■ **WHAT YOU ARE ASKED TO DO**
Across the records below, how many lines contain the string "username"? Give the number by itself.

(Interface dataset entries)
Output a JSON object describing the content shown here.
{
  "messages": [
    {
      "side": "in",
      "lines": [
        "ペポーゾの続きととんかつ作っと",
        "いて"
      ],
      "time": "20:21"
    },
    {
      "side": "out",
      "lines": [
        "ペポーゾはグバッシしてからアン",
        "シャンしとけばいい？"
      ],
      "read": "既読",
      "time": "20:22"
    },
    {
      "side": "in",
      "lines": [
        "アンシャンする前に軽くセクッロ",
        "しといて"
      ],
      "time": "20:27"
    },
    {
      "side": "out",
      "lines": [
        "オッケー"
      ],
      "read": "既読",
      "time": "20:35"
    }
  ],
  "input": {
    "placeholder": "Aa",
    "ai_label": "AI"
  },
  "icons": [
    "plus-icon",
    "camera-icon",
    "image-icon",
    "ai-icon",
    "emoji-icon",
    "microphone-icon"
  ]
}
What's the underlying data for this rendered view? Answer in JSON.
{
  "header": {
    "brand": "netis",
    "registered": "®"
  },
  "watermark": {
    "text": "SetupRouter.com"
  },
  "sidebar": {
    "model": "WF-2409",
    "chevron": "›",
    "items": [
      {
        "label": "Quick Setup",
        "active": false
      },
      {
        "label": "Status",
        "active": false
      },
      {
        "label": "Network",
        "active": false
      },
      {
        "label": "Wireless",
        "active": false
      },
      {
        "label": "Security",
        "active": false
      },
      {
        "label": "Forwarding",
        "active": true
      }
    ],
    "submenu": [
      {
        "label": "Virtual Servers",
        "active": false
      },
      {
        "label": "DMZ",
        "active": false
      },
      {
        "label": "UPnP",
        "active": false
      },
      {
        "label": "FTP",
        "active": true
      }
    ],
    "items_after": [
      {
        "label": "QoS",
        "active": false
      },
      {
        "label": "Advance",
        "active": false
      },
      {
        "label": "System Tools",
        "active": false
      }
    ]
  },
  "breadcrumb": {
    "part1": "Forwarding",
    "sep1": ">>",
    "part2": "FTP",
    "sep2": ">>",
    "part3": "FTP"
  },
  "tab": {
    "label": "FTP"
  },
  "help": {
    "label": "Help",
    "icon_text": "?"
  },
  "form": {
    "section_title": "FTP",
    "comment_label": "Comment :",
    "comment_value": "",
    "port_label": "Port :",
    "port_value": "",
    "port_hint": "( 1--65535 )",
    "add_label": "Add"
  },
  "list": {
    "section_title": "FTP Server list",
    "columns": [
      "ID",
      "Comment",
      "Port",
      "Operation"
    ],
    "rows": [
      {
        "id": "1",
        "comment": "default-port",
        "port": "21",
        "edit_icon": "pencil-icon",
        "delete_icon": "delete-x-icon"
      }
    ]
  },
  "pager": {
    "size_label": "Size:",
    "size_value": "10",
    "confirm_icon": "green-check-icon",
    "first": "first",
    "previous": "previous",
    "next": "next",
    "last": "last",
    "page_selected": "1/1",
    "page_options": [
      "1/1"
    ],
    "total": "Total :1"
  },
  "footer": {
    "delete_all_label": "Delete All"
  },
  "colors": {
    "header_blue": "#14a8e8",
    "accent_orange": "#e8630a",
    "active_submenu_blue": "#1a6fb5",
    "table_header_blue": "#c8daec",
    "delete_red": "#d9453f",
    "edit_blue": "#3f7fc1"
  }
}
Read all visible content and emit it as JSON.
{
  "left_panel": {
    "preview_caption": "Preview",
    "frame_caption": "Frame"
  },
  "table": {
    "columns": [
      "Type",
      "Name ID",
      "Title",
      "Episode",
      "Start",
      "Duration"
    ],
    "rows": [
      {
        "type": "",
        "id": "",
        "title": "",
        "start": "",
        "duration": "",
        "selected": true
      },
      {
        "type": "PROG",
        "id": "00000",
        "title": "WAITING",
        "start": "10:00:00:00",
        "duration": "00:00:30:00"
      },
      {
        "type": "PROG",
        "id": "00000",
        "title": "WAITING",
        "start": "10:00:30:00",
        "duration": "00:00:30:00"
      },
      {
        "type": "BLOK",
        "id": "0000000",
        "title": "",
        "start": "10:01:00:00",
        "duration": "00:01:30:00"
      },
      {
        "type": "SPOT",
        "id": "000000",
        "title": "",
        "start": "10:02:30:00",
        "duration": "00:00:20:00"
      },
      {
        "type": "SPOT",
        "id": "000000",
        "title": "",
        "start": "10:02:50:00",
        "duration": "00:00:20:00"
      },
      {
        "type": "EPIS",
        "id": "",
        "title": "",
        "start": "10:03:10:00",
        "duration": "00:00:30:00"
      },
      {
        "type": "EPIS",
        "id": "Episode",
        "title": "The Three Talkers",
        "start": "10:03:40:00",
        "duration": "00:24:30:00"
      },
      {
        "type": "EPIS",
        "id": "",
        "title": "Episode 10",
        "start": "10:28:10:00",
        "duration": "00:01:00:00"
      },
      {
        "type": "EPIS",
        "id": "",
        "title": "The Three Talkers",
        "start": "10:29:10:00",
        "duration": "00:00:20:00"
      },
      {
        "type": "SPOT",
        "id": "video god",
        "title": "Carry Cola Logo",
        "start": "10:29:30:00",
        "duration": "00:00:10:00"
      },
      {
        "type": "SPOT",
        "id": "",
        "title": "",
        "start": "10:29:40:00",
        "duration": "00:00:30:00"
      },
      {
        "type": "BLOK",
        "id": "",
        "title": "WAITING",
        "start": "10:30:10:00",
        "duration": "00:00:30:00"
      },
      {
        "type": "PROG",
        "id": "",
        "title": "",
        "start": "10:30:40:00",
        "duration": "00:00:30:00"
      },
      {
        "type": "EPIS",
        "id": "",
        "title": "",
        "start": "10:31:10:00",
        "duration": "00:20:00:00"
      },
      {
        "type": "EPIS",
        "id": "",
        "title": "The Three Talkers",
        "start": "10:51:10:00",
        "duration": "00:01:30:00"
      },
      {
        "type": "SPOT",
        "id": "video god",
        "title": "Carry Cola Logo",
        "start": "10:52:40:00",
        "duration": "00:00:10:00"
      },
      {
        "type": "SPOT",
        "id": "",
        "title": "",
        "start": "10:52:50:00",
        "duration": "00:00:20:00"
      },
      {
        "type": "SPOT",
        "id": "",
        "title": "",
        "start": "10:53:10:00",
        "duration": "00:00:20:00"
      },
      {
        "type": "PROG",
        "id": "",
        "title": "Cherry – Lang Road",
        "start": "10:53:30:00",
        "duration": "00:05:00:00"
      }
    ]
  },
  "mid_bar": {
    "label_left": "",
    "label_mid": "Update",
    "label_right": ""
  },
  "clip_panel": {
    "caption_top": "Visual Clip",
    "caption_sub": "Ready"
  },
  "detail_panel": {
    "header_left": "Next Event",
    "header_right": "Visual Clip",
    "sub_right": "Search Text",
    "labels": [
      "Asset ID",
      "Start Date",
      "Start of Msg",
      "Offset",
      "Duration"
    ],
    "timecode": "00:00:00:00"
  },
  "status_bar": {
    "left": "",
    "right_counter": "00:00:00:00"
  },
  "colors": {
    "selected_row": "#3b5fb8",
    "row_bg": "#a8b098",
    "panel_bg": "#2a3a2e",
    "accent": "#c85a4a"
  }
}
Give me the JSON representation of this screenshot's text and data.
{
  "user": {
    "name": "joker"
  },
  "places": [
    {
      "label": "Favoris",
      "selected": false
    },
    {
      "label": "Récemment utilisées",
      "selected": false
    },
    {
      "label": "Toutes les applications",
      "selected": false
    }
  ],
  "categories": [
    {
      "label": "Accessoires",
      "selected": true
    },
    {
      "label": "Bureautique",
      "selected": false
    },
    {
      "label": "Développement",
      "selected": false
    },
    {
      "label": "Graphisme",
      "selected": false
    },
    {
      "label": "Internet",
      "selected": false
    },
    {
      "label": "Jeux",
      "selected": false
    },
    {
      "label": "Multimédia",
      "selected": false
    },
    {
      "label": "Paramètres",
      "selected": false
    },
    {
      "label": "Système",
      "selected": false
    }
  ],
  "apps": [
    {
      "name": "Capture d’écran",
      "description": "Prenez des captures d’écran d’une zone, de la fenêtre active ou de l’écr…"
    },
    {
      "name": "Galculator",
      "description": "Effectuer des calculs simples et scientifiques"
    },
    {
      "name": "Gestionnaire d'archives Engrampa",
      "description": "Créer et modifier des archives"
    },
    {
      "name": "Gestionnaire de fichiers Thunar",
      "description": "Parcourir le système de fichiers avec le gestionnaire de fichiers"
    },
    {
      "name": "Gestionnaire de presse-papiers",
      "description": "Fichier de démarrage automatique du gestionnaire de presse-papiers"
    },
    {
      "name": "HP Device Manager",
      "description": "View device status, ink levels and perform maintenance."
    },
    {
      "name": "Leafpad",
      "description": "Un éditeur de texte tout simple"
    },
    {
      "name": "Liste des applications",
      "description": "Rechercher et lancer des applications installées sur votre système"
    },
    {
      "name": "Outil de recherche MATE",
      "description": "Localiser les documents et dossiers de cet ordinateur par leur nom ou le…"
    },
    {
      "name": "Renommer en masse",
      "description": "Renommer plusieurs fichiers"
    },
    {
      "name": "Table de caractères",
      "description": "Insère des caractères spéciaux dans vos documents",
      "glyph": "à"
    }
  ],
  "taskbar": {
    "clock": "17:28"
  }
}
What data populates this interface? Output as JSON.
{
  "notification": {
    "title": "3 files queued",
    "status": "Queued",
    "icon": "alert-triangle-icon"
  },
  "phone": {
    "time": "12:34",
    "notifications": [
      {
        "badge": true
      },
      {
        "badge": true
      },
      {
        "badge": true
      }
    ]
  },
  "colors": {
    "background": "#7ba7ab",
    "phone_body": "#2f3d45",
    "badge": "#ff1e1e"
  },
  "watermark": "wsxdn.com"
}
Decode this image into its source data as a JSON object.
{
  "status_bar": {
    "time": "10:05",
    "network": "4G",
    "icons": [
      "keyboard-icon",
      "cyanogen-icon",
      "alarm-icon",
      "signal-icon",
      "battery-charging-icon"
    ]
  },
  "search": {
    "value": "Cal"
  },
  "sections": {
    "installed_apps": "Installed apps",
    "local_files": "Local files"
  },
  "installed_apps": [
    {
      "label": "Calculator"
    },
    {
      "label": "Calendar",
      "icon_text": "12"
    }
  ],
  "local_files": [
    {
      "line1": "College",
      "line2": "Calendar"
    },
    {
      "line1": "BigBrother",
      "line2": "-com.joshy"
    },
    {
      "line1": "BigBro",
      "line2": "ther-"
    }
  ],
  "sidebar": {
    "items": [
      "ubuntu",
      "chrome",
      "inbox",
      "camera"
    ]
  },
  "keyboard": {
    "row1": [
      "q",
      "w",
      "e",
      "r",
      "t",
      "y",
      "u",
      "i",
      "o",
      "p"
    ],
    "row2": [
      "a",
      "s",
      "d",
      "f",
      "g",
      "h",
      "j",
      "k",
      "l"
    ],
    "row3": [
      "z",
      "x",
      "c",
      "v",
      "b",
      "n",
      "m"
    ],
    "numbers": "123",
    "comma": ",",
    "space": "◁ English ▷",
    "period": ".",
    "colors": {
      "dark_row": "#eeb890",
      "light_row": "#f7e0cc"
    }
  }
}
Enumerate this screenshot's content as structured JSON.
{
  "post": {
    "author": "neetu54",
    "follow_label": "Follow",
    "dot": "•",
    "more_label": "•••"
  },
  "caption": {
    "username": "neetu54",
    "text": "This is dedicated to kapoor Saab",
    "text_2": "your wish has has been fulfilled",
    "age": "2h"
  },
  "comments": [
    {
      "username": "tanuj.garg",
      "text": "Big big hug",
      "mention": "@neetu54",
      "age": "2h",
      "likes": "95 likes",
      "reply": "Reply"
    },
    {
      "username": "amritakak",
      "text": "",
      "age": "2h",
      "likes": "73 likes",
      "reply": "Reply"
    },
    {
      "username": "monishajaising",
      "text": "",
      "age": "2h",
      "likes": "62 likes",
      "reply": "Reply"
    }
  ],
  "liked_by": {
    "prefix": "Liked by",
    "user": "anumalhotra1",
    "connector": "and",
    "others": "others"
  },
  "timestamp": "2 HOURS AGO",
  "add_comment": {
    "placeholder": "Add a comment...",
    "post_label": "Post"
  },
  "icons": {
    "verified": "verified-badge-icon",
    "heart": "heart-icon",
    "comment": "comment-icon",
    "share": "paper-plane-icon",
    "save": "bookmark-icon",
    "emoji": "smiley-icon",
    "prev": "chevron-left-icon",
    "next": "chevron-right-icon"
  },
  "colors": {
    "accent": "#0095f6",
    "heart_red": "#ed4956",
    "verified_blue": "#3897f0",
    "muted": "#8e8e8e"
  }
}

■ **OUTPUT OF THE EXERCISE**
4